The NIH decided this was a window of opportunity to explore different ways this technology might be used. One of the four teams at Childrens Mercy Hospital in Kansas City will test rapid gene-mapping to speed diagnosis of babies in intensive care.
Another will look for narrow sets of genes important in childhood,such as those involved with immune disorders not detected by todays newborn screening or that alter how a child processes medication. Its not going to be some sort of fishing expedition throughout the genome, said Dr Robert Nussbaum of the University of California,San Francisco.
The two other projects at Brigham and Womens Hospital in Boston and the University of North Carolina,Chapel Hill will go a step further by enrolling healthy infants as they explore what kind of information parents want about their babies future.

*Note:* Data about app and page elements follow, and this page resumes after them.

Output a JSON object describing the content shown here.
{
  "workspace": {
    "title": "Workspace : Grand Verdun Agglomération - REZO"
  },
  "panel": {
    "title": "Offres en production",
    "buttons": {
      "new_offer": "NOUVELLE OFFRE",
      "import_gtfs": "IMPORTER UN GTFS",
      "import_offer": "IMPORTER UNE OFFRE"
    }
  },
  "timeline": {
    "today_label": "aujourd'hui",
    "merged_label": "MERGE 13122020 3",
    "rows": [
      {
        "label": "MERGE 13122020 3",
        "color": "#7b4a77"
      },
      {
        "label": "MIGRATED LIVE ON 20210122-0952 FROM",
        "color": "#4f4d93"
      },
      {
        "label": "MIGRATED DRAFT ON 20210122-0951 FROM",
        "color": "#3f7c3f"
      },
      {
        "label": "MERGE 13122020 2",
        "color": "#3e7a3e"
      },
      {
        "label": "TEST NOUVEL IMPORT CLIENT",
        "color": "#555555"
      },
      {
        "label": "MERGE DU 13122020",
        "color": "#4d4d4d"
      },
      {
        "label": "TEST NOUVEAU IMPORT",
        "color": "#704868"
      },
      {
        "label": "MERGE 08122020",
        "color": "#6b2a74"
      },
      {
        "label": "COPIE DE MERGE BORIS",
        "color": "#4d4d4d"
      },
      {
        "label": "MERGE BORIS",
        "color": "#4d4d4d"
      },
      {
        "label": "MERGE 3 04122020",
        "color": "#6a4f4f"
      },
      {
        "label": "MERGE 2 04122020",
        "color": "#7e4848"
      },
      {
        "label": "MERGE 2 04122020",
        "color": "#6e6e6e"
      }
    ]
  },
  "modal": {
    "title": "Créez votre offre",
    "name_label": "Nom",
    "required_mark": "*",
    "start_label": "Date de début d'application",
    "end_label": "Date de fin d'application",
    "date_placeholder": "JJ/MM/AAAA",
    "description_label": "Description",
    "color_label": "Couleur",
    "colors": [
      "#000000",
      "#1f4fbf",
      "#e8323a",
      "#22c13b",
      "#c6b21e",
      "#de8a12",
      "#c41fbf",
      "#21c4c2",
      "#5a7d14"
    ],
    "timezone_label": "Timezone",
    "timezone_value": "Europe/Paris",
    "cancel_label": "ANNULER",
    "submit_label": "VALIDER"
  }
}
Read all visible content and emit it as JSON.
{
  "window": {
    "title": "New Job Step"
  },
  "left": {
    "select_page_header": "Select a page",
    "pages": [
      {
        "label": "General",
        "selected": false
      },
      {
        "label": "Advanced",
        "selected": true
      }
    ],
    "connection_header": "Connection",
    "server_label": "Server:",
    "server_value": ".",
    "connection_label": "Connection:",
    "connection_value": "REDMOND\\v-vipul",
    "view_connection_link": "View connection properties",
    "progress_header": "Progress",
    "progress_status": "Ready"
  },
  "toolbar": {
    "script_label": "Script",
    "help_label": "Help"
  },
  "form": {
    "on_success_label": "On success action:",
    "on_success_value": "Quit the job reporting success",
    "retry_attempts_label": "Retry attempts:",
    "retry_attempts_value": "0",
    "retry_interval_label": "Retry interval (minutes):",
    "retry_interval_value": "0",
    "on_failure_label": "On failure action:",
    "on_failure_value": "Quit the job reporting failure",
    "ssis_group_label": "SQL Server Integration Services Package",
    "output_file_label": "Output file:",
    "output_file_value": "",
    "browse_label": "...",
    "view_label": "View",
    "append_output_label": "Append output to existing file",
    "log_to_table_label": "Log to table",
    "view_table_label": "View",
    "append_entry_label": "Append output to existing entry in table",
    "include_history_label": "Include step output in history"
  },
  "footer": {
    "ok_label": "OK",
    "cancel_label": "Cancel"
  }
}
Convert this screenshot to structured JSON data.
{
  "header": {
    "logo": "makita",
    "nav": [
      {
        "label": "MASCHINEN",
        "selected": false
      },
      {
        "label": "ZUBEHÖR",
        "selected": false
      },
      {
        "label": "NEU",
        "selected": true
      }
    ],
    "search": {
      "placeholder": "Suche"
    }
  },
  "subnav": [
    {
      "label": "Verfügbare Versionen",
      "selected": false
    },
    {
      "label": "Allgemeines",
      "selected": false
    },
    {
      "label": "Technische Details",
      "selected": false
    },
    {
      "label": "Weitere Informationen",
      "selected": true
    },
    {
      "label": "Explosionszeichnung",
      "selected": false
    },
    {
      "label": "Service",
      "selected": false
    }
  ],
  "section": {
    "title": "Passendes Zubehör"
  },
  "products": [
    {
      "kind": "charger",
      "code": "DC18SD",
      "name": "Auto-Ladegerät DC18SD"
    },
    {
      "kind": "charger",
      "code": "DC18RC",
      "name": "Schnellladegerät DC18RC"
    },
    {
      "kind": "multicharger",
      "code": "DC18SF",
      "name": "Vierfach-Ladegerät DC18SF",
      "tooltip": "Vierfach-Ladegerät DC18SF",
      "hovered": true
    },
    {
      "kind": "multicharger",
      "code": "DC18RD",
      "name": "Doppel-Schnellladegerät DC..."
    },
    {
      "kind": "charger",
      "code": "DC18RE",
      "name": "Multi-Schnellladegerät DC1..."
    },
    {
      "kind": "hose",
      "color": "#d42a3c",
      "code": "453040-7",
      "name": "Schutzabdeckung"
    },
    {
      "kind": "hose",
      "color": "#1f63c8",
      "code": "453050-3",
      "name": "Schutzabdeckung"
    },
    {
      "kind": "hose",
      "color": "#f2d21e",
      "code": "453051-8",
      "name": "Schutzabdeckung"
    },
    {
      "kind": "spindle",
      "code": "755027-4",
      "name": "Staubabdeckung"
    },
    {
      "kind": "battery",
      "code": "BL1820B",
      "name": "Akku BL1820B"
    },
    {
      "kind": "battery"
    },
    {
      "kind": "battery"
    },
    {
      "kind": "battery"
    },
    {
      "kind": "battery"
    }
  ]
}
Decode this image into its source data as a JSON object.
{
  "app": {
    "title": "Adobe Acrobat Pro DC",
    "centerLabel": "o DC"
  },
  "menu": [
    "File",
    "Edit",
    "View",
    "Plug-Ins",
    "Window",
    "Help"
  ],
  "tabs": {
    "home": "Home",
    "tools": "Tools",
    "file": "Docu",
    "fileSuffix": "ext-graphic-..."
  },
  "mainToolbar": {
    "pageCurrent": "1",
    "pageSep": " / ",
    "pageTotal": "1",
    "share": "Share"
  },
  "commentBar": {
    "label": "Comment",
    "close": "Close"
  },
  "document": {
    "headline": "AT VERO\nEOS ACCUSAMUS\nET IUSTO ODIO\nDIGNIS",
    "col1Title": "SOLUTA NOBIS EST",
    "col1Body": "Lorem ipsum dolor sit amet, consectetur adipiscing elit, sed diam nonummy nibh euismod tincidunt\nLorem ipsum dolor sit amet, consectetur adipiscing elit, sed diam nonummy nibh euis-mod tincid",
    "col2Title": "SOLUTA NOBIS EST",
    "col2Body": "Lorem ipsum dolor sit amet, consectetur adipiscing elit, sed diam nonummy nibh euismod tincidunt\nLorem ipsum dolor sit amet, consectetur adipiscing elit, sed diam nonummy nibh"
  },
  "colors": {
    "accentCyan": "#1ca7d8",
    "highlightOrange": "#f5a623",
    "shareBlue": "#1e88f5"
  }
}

We arent even sure that genome-scale sequencing in newborns is really a good idea, cautioned UNC lead researcher Dr Jonathan Berg in a recent Facebook chat to alert the community about the study. Rather than a one-time mapping,its possible that we will use targeted sequencing at certain times in a persons life,when that specific information will actually be medically useful.
For those pioneering babies whose DNA is being mapped already,researchers are trying to figure out what is legal,versus ethical,versus good medicine in revealing results,said Joe Vockley,Inova Translational Medicine Institutes chief science officer.
Mom and dad may be told something their child,once grown,wishes hadnt been revealed. Other findings may be withheld now that would be good to know years later,as new treatments are developed.
This is a living,breathing problem, Vockley said,not a static decision thats made,and it lasts for all time.